The first blush of fall has tinged the maple leaves. It is getting cold enough at night for the leaves to start changing. The morning sun rays filtering through the towering cottonwoods are starting to show hints of yellow and orange among the leaves.
Back when we lived in Seattle, I loved the Japanese Snowbell (Styrax Japonicus) trees that were in our old neighborhood. So they were among the first trees I planted when we moved here in 2005. As lovely as their spring flowers are, so are their fall berries. They look like miniature Christmas tree ornaments.

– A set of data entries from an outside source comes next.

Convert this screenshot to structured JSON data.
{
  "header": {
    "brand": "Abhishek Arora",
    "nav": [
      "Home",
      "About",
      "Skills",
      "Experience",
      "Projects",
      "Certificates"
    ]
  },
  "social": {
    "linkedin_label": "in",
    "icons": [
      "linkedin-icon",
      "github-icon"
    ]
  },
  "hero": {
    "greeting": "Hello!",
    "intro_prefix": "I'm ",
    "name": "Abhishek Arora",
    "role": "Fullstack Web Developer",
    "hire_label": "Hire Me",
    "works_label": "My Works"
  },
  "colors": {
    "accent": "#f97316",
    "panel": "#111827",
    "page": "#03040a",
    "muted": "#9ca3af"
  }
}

The Japanese word for them, エゴノキ – ego-no-ki (ego tree), is not so flowery. The first part, ego, comes from the fact that when you put the berries in your mouth, they are very エグい – egui, sometimes pronounced egoi, which means acrid or astringent. So, as beautiful as the berries are, don’t try and eat them. Their skin contains a type of saponin, which can be poisonous. The trees may never have caught on in this part of the world if their English name was Acrid Tree. Someone decided to call them Snowbells instead. But who? Certainly someone who enjoyed seeing the first blush of fall.
The technical name for these berries are drupes, which are “indehiscent fruits in which an outer fleshy part surrounds a single shell of hardened endocarp with a seed inside.” And indehiscent fruits are those which don’t split open as they mature the way dehiscent fruits do.
So could you say that someone who doesn’t reveal themselves is indehiscent as in:
Martha never could tell what her indehiscent child was thinking.
Perhaps not. Few like to read prose or poetry where you have to keep looking up words in a dictionary to figure out what the author meant. Certainly not anyone who enjoys the first blush of fall.